WHAT THIS TASK INVOLVES » The entries underneath need to be duplicated exactly, with none omitted.

DATA SECTION »
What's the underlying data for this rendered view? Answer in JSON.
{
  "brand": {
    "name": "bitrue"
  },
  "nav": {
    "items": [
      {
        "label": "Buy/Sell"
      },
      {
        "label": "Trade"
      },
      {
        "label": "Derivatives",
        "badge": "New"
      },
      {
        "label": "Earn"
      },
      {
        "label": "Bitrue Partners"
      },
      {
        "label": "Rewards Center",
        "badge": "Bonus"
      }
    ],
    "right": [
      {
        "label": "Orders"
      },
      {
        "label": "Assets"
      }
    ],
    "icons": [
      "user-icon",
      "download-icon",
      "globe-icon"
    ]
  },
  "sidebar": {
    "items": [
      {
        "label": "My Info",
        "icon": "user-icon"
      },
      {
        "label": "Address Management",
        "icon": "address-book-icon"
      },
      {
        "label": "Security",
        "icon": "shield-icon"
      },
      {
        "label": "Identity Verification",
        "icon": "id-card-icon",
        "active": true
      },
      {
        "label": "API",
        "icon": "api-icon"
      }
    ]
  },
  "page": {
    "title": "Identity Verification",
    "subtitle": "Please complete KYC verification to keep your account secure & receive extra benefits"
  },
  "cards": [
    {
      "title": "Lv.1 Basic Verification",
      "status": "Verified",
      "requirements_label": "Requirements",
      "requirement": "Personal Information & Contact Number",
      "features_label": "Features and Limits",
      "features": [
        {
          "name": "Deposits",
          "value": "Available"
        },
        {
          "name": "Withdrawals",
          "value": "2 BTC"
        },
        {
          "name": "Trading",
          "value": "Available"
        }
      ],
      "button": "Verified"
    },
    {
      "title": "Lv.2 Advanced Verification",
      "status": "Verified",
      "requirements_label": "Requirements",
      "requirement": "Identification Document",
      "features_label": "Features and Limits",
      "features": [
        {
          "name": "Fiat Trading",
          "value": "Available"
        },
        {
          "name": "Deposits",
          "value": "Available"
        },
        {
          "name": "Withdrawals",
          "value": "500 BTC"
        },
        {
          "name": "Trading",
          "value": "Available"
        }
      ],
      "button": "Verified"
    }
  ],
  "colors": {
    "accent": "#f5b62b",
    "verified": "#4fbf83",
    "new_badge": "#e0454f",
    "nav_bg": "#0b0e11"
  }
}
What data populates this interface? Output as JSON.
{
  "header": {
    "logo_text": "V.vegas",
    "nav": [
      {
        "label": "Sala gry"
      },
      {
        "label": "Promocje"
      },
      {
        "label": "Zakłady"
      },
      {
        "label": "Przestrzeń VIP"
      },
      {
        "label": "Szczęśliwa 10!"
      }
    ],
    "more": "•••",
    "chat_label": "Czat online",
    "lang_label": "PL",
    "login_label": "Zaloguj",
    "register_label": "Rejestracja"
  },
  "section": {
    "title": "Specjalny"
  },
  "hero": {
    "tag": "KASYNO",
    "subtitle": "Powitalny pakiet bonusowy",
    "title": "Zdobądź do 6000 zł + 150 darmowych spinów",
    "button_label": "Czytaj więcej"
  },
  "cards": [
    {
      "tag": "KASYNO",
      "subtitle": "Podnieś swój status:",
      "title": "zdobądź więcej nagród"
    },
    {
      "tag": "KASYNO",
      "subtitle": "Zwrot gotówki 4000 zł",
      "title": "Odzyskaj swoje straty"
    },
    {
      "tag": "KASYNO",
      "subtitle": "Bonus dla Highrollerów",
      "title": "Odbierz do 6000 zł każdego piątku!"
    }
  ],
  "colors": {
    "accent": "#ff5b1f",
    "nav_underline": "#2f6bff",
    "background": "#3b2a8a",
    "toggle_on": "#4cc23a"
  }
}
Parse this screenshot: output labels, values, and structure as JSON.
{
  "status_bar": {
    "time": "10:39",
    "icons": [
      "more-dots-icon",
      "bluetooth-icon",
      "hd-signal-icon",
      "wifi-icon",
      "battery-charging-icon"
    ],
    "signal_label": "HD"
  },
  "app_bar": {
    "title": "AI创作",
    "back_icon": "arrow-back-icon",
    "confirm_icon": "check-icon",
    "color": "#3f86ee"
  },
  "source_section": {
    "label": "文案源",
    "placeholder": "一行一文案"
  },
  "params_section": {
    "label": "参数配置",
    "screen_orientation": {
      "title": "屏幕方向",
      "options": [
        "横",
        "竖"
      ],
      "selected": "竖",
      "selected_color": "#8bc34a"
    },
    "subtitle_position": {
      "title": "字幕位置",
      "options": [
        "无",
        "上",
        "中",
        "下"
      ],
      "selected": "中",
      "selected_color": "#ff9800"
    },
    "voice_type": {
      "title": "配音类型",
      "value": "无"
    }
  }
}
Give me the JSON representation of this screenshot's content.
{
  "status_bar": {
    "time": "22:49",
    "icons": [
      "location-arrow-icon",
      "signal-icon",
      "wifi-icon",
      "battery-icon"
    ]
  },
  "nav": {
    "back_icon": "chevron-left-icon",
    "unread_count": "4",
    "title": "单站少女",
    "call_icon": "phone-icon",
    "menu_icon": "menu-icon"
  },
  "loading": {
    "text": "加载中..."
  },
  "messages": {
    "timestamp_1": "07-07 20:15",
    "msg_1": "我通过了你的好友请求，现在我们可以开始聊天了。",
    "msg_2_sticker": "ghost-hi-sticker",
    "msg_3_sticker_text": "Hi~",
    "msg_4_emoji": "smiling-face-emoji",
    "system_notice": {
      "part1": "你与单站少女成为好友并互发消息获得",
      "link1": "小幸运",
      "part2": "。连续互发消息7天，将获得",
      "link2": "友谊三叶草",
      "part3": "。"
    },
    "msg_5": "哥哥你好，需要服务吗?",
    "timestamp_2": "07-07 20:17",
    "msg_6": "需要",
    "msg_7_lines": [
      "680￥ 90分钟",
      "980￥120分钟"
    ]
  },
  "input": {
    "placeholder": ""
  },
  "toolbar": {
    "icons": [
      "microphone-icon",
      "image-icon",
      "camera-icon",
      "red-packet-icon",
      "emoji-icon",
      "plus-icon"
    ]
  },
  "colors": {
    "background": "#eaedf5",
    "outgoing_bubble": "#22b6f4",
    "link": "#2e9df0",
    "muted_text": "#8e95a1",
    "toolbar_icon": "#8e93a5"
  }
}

REPLY »
What's the underlying data for this rendered view? Answer in JSON.
{
  "brand": {
    "name": "bitrue"
  },
  "nav": {
    "items": [
      {
        "label": "Buy/Sell"
      },
      {
        "label": "Trade"
      },
      {
        "label": "Derivatives",
        "badge": "New"
      },
      {
        "label": "Earn"
      },
      {
        "label": "Bitrue Partners"
      },
      {
        "label": "Rewards Center",
        "badge": "Bonus"
      }
    ],
    "right": [
      {
        "label": "Orders"
      },
      {
        "label": "Assets"
      }
    ],
    "icons": [
      "user-icon",
      "download-icon",
      "globe-icon"
    ]
  },
  "sidebar": {
    "items": [
      {
        "label": "My Info",
        "icon": "user-icon"
      },
      {
        "label": "Address Management",
        "icon": "address-book-icon"
      },
      {
        "label": "Security",
        "icon": "shield-icon"
      },
      {
        "label": "Identity Verification",
        "icon": "id-card-icon",
        "active": true
      },
      {
        "label": "API",
        "icon": "api-icon"
      }
    ]
  },
  "page": {
    "title": "Identity Verification",
    "subtitle": "Please complete KYC verification to keep your account secure & receive extra benefits"
  },
  "cards": [
    {
      "title": "Lv.1 Basic Verification",
      "status": "Verified",
      "requirements_label": "Requirements",
      "requirement": "Personal Information & Contact Number",
      "features_label": "Features and Limits",
      "features": [
        {
          "name": "Deposits",
          "value": "Available"
        },
        {
          "name": "Withdrawals",
          "value": "2 BTC"
        },
        {
          "name": "Trading",
          "value": "Available"
        }
      ],
      "button": "Verified"
    },
    {
      "title": "Lv.2 Advanced Verification",
      "status": "Verified",
      "requirements_label": "Requirements",
      "requirement": "Identification Document",
      "features_label": "Features and Limits",
      "features": [
        {
          "name": "Fiat Trading",
          "value": "Available"
        },
        {
          "name": "Deposits",
          "value": "Available"
        },
        {
          "name": "Withdrawals",
          "value": "500 BTC"
        },
        {
          "name": "Trading",
          "value": "Available"
        }
      ],
      "button": "Verified"
    }
  ],
  "colors": {
    "accent": "#f5b62b",
    "verified": "#4fbf83",
    "new_badge": "#e0454f",
    "nav_bg": "#0b0e11"
  }
}
What data populates this interface? Output as JSON.
{
  "header": {
    "logo_text": "V.vegas",
    "nav": [
      {
        "label": "Sala gry"
      },
      {
        "label": "Promocje"
      },
      {
        "label": "Zakłady"
      },
      {
        "label": "Przestrzeń VIP"
      },
      {
        "label": "Szczęśliwa 10!"
      }
    ],
    "more": "•••",
    "chat_label": "Czat online",
    "lang_label": "PL",
    "login_label": "Zaloguj",
    "register_label": "Rejestracja"
  },
  "section": {
    "title": "Specjalny"
  },
  "hero": {
    "tag": "KASYNO",
    "subtitle": "Powitalny pakiet bonusowy",
    "title": "Zdobądź do 6000 zł + 150 darmowych spinów",
    "button_label": "Czytaj więcej"
  },
  "cards": [
    {
      "tag": "KASYNO",
      "subtitle": "Podnieś swój status:",
      "title": "zdobądź więcej nagród"
    },
    {
      "tag": "KASYNO",
      "subtitle": "Zwrot gotówki 4000 zł",
      "title": "Odzyskaj swoje straty"
    },
    {
      "tag": "KASYNO",
      "subtitle": "Bonus dla Highrollerów",
      "title": "Odbierz do 6000 zł każdego piątku!"
    }
  ],
  "colors": {
    "accent": "#ff5b1f",
    "nav_underline": "#2f6bff",
    "background": "#3b2a8a",
    "toggle_on": "#4cc23a"
  }
}
Parse this screenshot: output labels, values, and structure as JSON.
{
  "status_bar": {
    "time": "10:39",
    "icons": [
      "more-dots-icon",
      "bluetooth-icon",
      "hd-signal-icon",
      "wifi-icon",
      "battery-charging-icon"
    ],
    "signal_label": "HD"
  },
  "app_bar": {
    "title": "AI创作",
    "back_icon": "arrow-back-icon",
    "confirm_icon": "check-icon",
    "color": "#3f86ee"
  },
  "source_section": {
    "label": "文案源",
    "placeholder": "一行一文案"
  },
  "params_section": {
    "label": "参数配置",
    "screen_orientation": {
      "title": "屏幕方向",
      "options": [
        "横",
        "竖"
      ],
      "selected": "竖",
      "selected_color": "#8bc34a"
    },
    "subtitle_position": {
      "title": "字幕位置",
      "options": [
        "无",
        "上",
        "中",
        "下"
      ],
      "selected": "中",
      "selected_color": "#ff9800"
    },
    "voice_type": {
      "title": "配音类型",
      "value": "无"
    }
  }
}
Give me the JSON representation of this screenshot's content.
{
  "status_bar": {
    "time": "22:49",
    "icons": [
      "location-arrow-icon",
      "signal-icon",
      "wifi-icon",
      "battery-icon"
    ]
  },
  "nav": {
    "back_icon": "chevron-left-icon",
    "unread_count": "4",
    "title": "单站少女",
    "call_icon": "phone-icon",
    "menu_icon": "menu-icon"
  },
  "loading": {
    "text": "加载中..."
  },
  "messages": {
    "timestamp_1": "07-07 20:15",
    "msg_1": "我通过了你的好友请求，现在我们可以开始聊天了。",
    "msg_2_sticker": "ghost-hi-sticker",
    "msg_3_sticker_text": "Hi~",
    "msg_4_emoji": "smiling-face-emoji",
    "system_notice": {
      "part1": "你与单站少女成为好友并互发消息获得",
      "link1": "小幸运",
      "part2": "。连续互发消息7天，将获得",
      "link2": "友谊三叶草",
      "part3": "。"
    },
    "msg_5": "哥哥你好，需要服务吗?",
    "timestamp_2": "07-07 20:17",
    "msg_6": "需要",
    "msg_7_lines": [
      "680￥ 90分钟",
      "980￥120分钟"
    ]
  },
  "input": {
    "placeholder": ""
  },
  "toolbar": {
    "icons": [
      "microphone-icon",
      "image-icon",
      "camera-icon",
      "red-packet-icon",
      "emoji-icon",
      "plus-icon"
    ]
  },
  "colors": {
    "background": "#eaedf5",
    "outgoing_bubble": "#22b6f4",
    "link": "#2e9df0",
    "muted_text": "#8e95a1",
    "toolbar_icon": "#8e93a5"
  }
}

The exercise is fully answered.